Once the above decisions have been made, based on data discovered through the research and decision-making process, you can tackle the following tasks.

Primary Market Research

Primary research involves gathering your own data. For example, you could do your own traffic count at a proposed location, use the yellow pages to identify competitors, and do surveys or focus-group interviews to learn about consumer preferences. Secondary or professional market research can be very costly, but there are many books that explain to small business owners how to do effective research themselves.

The Marketing Plan

In your marketing plan, be as specific as possible; use reliable statistics, numbers, and sources. The marketing plan will be the basis, later on, of the very important sales projection. This is very important as it will also determine purchases of raw materials and retail products, the storage of them, and their production and distribution plans.

Products and services

You need to clearly describe and define your products and services, in your terms. Be as descriptive and specific as possible, especially where multiple types and models of the same products exist.

Now describe the products and/or services from your prospective and your customers’ perspective. How do the customers perceive them to be, what would their expectations be, and how could you improve on your competitors’ products and services; not only bettering their up-front prices.

Features and Benefits

List all of your major products or services.

For each product or service:

  • Describe the most important features. What is special about it?
  • Describe the benefits. That is, what will the product do for the customer?
  • What after-sale services will you provide? Some examples are delivery, warranty, service contracts, support, follow-up, and refund policy.
  • Are there any other benefits or gifts that you can include in the supply of your products and services.


Identify your targeted customers, their characteristics, and their geographic locations, otherwise known as their demographics. You may have more than one customer group. Identify the most important groups. Then, for each customer group, construct what is called a demographic profile, which includes:

  • Age
  • Gender
  • Location
  • Income level
  • Social class and occupation
  • Education
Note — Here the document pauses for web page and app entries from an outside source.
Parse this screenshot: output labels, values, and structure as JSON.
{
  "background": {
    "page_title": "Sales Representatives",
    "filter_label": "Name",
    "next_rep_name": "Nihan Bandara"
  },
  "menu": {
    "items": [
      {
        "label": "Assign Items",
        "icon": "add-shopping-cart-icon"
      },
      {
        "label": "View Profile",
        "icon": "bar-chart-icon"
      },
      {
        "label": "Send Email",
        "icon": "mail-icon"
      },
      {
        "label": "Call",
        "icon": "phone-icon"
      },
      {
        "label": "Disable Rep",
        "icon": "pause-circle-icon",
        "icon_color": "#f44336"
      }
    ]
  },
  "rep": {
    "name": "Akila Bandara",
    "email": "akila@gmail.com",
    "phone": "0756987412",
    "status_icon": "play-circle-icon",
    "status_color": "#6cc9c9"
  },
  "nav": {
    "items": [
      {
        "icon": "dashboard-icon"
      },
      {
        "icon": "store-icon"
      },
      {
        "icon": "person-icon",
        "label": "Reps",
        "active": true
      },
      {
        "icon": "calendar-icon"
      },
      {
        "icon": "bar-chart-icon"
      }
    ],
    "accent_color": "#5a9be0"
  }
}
Now that you have systematically analyzed your industry, your product, your customers, and the competition, you should have a clear picture of where your company fits into the world and, in a much narrower sense, the society that you intend to serve. In one short paragraph, define your niche, your unique corner of the market and your area of specialty.

The SWOT Analysis

SWOT stands for strengths, weaknesses, opportunities and threats, as they relate directly to your business, your products and services, your marketing plan, your customer base and area, and other important factors.

The SWOT analysis is covered in a separate article and tutorial.